- 19.6. Summary and Conclusions
- 17. A CONCEPTUAL MODEL FOR MANAGED CULTURE CHANGE
V. New Roles for Leaders and Leadership
20. THE LEARNING CULTURE AND THE LEARNING LEADER
20.1. What Might a Learning Culture Look Like?
- 20.1.1. 1. Proactivity
- 20.1.2. 2. Commitment to Learning to Learn
- 20.1.3. 3. Positive Assumptions About Human Nature (Theory Y)
- 20.1.4. 4. Belief That the Environment Can Be Managed
- 20.1.5. 5. Commitment to Truth Through Pragmatism and Inquiry
- 20.1.6. 6. Positive Orientation Toward the Future
- 20.1.7. 7. Commitment to Full and Open Task-Relevant Communication
- 20.1.8. 8. Commitment to Cultural Diversity
- 20.1.9. 9. Commitment to Systemic Thinking

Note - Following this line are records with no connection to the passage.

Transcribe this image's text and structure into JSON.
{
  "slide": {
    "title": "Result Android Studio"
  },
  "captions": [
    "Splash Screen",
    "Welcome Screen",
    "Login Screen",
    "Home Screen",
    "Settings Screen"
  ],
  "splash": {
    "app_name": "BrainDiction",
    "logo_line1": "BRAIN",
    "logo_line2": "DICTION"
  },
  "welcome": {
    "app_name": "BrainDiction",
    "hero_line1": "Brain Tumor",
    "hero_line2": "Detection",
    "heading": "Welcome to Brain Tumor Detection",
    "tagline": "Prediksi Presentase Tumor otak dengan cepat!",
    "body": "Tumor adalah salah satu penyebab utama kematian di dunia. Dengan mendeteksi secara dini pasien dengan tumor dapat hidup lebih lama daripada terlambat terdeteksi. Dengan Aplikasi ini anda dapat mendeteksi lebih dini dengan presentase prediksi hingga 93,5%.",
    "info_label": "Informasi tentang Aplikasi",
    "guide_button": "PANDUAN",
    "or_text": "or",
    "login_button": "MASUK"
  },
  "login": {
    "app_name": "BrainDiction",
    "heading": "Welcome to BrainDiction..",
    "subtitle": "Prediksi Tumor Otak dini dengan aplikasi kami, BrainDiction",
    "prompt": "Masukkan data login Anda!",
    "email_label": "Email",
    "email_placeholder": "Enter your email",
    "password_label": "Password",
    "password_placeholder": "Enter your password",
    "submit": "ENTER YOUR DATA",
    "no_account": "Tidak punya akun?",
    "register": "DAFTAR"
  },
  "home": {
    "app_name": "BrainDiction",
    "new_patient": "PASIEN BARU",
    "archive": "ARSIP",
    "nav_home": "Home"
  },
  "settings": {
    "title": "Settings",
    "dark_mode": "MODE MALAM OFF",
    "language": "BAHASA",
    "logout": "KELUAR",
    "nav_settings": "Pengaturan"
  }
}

- 20.1.10. 10. Belief That Cultural Analysis Is a Valid Set of Lenses for Understanding and Improving the World
- 20.2. Why These Dimensions?
- 20.3. Learning-Oriented Leadership
- 20.4. Implications for the Selection and Development of Leaders
- 20.5. Summary and Conclusions
- 20.1. What Might a Learning Culture Look Like?
21. CULTURAL ISLANDS: MANAGING MULTICULTURAL GROUPS
- 21.1. Cultural Intelligence
- 21.2. The Concept of a Temporary Cultural Island
- 21.3. Dialogue as a Cultural Island for Multicultural Exploration
- 21.4. Summary and Conclusions
- 21.5. A Final Word
- 20. THE LEARNING CULTURE AND THE LEARNING LEADER
- Title: Organizational Culture and Leadership, Fourth Edition
- Release date: August 2010
- Publisher(s): Jossey-Bass
- ISBN: 9780470190609
You might also like
Marketing (The Brian Tracy Success Library)
The success or failure of your business depends on the success or failure of your marketing …
The Fearless Organization
Conquer the most essential adaptation to the knowledge economy The Fearless Organization: Creating Psychological Safety in …
The Science of Successful Organizational Change: How Leaders Set Strategy, Change Behavior, and Create an Agile Culture
Every leader understands the burning need for change–and every leader knows how risky it is, and …
Leadership (The Brian Tracy Success Library)
Nobody comes into the world a natural leader. But what is it that transforms some people …